Supplied records =>

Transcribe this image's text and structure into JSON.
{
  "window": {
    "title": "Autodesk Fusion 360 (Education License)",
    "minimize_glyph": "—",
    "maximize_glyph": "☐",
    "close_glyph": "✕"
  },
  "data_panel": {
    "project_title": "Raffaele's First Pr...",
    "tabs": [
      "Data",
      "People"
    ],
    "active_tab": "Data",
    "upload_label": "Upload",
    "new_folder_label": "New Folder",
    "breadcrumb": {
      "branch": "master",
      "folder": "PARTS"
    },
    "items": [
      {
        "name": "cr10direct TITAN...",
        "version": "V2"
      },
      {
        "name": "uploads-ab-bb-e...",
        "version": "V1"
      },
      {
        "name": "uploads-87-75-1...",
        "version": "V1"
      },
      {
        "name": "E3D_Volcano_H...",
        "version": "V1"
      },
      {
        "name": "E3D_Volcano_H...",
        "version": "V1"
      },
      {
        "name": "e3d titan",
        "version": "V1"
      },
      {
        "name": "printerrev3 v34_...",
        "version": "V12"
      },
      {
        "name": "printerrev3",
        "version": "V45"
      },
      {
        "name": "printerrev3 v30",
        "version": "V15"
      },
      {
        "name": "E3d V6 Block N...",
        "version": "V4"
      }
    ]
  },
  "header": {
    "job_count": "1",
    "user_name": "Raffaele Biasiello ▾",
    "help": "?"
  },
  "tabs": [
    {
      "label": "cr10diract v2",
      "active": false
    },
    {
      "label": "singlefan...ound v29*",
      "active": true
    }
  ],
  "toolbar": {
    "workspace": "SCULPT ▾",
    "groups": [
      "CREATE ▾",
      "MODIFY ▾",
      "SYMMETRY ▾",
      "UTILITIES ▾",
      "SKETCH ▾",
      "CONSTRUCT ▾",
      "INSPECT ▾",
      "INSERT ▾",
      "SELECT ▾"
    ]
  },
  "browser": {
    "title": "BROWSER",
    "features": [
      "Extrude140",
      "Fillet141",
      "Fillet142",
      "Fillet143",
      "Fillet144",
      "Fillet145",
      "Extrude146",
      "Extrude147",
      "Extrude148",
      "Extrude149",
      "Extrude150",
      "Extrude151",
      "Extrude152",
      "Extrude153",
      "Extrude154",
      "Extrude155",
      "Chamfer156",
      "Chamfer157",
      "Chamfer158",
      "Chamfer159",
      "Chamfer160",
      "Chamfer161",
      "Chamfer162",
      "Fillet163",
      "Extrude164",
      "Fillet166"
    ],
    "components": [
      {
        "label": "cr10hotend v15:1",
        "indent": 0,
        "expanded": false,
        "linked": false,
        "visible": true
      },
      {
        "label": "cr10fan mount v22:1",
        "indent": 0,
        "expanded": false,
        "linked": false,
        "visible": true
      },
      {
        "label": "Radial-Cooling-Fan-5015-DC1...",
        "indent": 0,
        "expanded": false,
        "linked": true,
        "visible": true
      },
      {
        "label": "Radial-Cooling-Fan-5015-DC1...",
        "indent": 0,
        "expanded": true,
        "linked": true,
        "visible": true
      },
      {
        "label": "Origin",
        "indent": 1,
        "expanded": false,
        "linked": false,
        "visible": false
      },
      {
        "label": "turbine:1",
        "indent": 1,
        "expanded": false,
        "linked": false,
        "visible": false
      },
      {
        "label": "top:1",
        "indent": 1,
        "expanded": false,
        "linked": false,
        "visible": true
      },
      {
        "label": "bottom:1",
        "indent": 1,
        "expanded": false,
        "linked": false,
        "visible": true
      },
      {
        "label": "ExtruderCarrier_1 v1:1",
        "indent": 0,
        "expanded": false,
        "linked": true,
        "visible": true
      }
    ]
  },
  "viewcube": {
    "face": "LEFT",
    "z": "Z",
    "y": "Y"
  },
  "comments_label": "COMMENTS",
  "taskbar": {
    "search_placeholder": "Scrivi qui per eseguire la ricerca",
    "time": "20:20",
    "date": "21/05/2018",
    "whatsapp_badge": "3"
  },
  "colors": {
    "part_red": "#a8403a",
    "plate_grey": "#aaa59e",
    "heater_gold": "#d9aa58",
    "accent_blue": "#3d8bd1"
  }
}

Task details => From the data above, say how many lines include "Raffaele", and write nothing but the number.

Exercise output => 2